Because the steamroller design and carb location typically deliver a much larger hit than a standard pipe, first-time users can sometimes be caught off guard by the sheer speed and size of the toke.
To paraphrase an old song, it’s a steamroller, baby; it might just roll all over you!
What Is The Purpose Of A Steamroller Pipe?
So, why would someone choose a steamroller pipe over other more-familiar smoking accessories?
For starters, there’s not a heavier-hitting hand pipe around. Steamrollers are ideal for those quick “one and done” sessions.
Newbies may initially find the super-sized tokes reminiscent of a dry bong rip, so taking it easy the first time might be a good idea.
Many steamroller models feature small, one-hitter size bowls that hold the perfect amount for medical patients practicing microdosing.
Smaller bowls can also be effective for conserving herb, while steamroller designs with bigger bowls are suitable for taking multiple hits or passing around in a group sesh.
Finally, the straightforward design and relatively small size of most steamroller pipes make them convenient to carry, quick to hide, and a great stoner gift idea.
How To Use A Steamroller
Part of the steamroller pipe’s attraction is its overall simplicity.

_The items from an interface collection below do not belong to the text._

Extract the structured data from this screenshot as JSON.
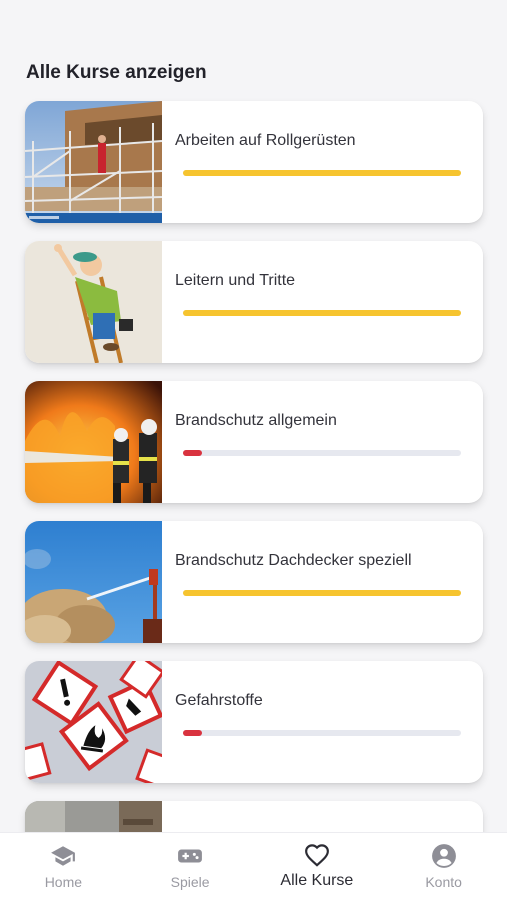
{
  "header": {
    "title": "Alle Kurse anzeigen"
  },
  "colors": {
    "progress_complete": "#f6c42f",
    "progress_started": "#d9333f",
    "progress_track": "#e6e8ef",
    "nav_active": "#2c2c34",
    "nav_inactive": "#9a9aa2"
  },
  "courses": [
    {
      "title": "Arbeiten auf Rollgerüsten",
      "progress": 1.0,
      "image": "scaffolding-photo"
    },
    {
      "title": "Leitern und Tritte",
      "progress": 1.0,
      "image": "ladder-cartoon"
    },
    {
      "title": "Brandschutz allgemein",
      "progress": 0.07,
      "image": "firefighters-photo"
    },
    {
      "title": "Brandschutz Dachdecker speziell",
      "progress": 1.0,
      "image": "fire-hose-photo"
    },
    {
      "title": "Gefahrstoffe",
      "progress": 0.07,
      "image": "hazard-symbols-photo"
    }
  ],
  "bottom_nav": {
    "items": [
      {
        "label": "Home",
        "icon": "graduation-cap-icon",
        "active": false
      },
      {
        "label": "Spiele",
        "icon": "gamepad-icon",
        "active": false
      },
      {
        "label": "Alle Kurse",
        "icon": "heart-icon",
        "active": true
      },
      {
        "label": "Konto",
        "icon": "account-icon",
        "active": false
      }
    ]
  }
}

Figuring out how to use one couldn’t be more intuitive.
First, pack the bowl with your favorite ground flower. Depending on the size of your bowl, you’ll be loading for a single hit or multiple rips.
Take care not to pack the herb too tightly to avoid restricting the airflow.

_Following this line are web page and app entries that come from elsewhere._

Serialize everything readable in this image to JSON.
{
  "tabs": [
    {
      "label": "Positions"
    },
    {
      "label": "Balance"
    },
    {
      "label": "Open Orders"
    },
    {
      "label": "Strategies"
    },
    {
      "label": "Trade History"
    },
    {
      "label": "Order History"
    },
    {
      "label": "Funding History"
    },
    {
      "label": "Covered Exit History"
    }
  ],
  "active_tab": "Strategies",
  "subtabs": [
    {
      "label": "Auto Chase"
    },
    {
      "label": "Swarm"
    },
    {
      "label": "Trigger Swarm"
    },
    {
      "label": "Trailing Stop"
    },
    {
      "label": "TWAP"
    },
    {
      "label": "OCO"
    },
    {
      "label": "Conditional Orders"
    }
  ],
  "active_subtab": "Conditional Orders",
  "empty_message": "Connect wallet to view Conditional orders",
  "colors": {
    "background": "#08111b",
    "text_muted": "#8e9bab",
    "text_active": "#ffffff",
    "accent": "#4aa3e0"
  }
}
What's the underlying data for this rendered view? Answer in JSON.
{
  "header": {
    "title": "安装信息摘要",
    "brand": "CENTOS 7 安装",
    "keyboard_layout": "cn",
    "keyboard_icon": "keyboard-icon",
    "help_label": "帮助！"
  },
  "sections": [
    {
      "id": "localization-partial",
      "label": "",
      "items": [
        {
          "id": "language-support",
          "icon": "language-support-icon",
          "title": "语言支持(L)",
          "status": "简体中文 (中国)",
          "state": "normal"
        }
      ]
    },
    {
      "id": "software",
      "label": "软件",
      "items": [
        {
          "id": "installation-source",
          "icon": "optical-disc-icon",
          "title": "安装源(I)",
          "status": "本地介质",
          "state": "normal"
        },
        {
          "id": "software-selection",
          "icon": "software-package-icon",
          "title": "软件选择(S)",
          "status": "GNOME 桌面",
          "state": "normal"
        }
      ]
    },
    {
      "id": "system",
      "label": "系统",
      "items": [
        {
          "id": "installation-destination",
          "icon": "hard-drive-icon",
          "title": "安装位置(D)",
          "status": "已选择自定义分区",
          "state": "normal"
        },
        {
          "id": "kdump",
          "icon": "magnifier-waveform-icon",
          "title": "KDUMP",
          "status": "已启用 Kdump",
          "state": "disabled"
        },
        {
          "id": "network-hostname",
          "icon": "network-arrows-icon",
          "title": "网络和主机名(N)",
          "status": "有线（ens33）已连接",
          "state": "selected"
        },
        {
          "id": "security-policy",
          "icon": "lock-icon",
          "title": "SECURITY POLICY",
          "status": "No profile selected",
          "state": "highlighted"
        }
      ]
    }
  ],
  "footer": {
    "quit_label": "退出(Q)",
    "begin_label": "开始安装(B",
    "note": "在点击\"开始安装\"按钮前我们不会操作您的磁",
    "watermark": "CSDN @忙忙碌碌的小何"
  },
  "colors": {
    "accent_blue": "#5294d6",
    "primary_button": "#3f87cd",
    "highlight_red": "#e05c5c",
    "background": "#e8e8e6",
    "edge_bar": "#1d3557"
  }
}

Next, cover the opening on the end of the pipe nearest the bowl with your finger, and place your mouth on the other end.
Light your flower and inhale, pulling a vacuum and filling the tube with smoke.
When you’re ready to let ‘er rip, lift your finger to release the carb and clear the pipe.
Be prepared, though. A monster hit is headed your way.
Pros And Cons Of A Steamroller Pipe
As we’ve seen, steamroller pipes are among the least complicated smoking devices around.
Despite their significant ease-of-use factor, though, those massive harsh rips may not be everyone’s cup of tea.
So, let's take a quick look at steamroller pipes' pros and cons.
- Straightforward, easy-to-clean design
- Requires less herb (potentially)
- Simple and easy to clean
- Delivers big, intense rips
- Portable and easy to hide
- Straight tube design results in hot, harsh hits
- Glass steamrollers can be easy to break
- Smaller bowls require more frequent refills
What’s The Difference Between A Steamroller And A Pipe?
As we’ve seen, there are a few differences between steamrollers and more traditional hand pipe designs.
The location of the carburetor hole is a major distinction between a steamroller and other carb-equipped pipes.
Classic and beginner hand pipes typically have a carb hole on the side of the bowl, while the open end of the straight pipe design of a steamroller functions as the carburetor.
The steamroller's design can often produce more intense hits than traditional pipes, as the open-ended construction makes it something of a “straight-shooter.”
Once the carb is released, the steamroller clears almost instantly, sending a massive rush of smoke directly to the lungs. More classic pipe designs are usually easier to control with respect to the size of the hit. Steamrollers might require a bit more practice.
Despite their differences, steamrollers and traditional hand pipes are typically available in about the same price range.
Basic model pipes and smaller steamrollers are commonly for sale in the $10 to $30 price range, with larger models rarely exceeding $50.
Steamrollers, like other hand pipes, are constructed of a variety of materials. Most are made of lab-quality glass, with bamboo, wood, and silicone models also available.
Why Is It Called a Steamroller Pipe?
Some folks find the steamroller design to be reminiscent of an old-time locomotive’s shape, while first-time ‘rollers often liken the big hit they get from these straight pipes to being run over by a steam train.
Does A Steamroller Get You Higher?
Because they deliver some serious-sized hits, steamroller enthusiasts swear by the massive rip and instant buzz. However, the quantity and quality of the herb play significant roles in the perceived effects.